REQUIRED ACTION —
Please return each record exactly, leaving nothing out.

THE DATA —
-- -- --

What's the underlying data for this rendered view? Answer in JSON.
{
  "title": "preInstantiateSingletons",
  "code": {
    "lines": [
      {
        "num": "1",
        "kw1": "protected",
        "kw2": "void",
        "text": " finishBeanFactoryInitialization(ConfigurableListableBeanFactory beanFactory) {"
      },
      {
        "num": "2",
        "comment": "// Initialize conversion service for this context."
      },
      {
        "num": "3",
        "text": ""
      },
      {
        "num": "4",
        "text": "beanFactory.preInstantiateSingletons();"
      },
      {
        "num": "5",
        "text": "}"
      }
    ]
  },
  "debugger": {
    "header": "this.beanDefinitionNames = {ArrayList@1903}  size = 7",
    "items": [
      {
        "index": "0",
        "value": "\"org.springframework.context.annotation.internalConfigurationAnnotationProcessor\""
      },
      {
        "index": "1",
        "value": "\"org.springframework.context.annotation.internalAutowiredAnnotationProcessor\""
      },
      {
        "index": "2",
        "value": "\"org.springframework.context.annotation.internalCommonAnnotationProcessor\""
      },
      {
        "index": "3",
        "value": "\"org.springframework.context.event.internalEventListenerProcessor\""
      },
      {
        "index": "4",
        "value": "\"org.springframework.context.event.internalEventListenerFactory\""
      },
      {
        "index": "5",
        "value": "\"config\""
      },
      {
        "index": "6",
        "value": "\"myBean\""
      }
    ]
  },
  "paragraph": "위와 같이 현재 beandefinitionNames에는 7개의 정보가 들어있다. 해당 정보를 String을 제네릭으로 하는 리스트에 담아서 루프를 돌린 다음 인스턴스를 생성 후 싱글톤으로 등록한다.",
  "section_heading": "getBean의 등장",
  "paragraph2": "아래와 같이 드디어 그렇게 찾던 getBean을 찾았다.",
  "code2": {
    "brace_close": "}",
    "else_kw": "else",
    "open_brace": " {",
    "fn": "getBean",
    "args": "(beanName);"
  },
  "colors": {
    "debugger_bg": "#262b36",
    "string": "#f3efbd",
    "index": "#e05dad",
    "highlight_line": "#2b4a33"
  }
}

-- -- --

OUTPUT FOR THIS TASK —
What's the underlying data for this rendered view? Answer in JSON.
{
  "title": "preInstantiateSingletons",
  "code": {
    "lines": [
      {
        "num": "1",
        "kw1": "protected",
        "kw2": "void",
        "text": " finishBeanFactoryInitialization(ConfigurableListableBeanFactory beanFactory) {"
      },
      {
        "num": "2",
        "comment": "// Initialize conversion service for this context."
      },
      {
        "num": "3",
        "text": ""
      },
      {
        "num": "4",
        "text": "beanFactory.preInstantiateSingletons();"
      },
      {
        "num": "5",
        "text": "}"
      }
    ]
  },
  "debugger": {
    "header": "this.beanDefinitionNames = {ArrayList@1903}  size = 7",
    "items": [
      {
        "index": "0",
        "value": "\"org.springframework.context.annotation.internalConfigurationAnnotationProcessor\""
      },
      {
        "index": "1",
        "value": "\"org.springframework.context.annotation.internalAutowiredAnnotationProcessor\""
      },
      {
        "index": "2",
        "value": "\"org.springframework.context.annotation.internalCommonAnnotationProcessor\""
      },
      {
        "index": "3",
        "value": "\"org.springframework.context.event.internalEventListenerProcessor\""
      },
      {
        "index": "4",
        "value": "\"org.springframework.context.event.internalEventListenerFactory\""
      },
      {
        "index": "5",
        "value": "\"config\""
      },
      {
        "index": "6",
        "value": "\"myBean\""
      }
    ]
  },
  "paragraph": "위와 같이 현재 beandefinitionNames에는 7개의 정보가 들어있다. 해당 정보를 String을 제네릭으로 하는 리스트에 담아서 루프를 돌린 다음 인스턴스를 생성 후 싱글톤으로 등록한다.",
  "section_heading": "getBean의 등장",
  "paragraph2": "아래와 같이 드디어 그렇게 찾던 getBean을 찾았다.",
  "code2": {
    "brace_close": "}",
    "else_kw": "else",
    "open_brace": " {",
    "fn": "getBean",
    "args": "(beanName);"
  },
  "colors": {
    "debugger_bg": "#262b36",
    "string": "#f3efbd",
    "index": "#e05dad",
    "highlight_line": "#2b4a33"
  }
}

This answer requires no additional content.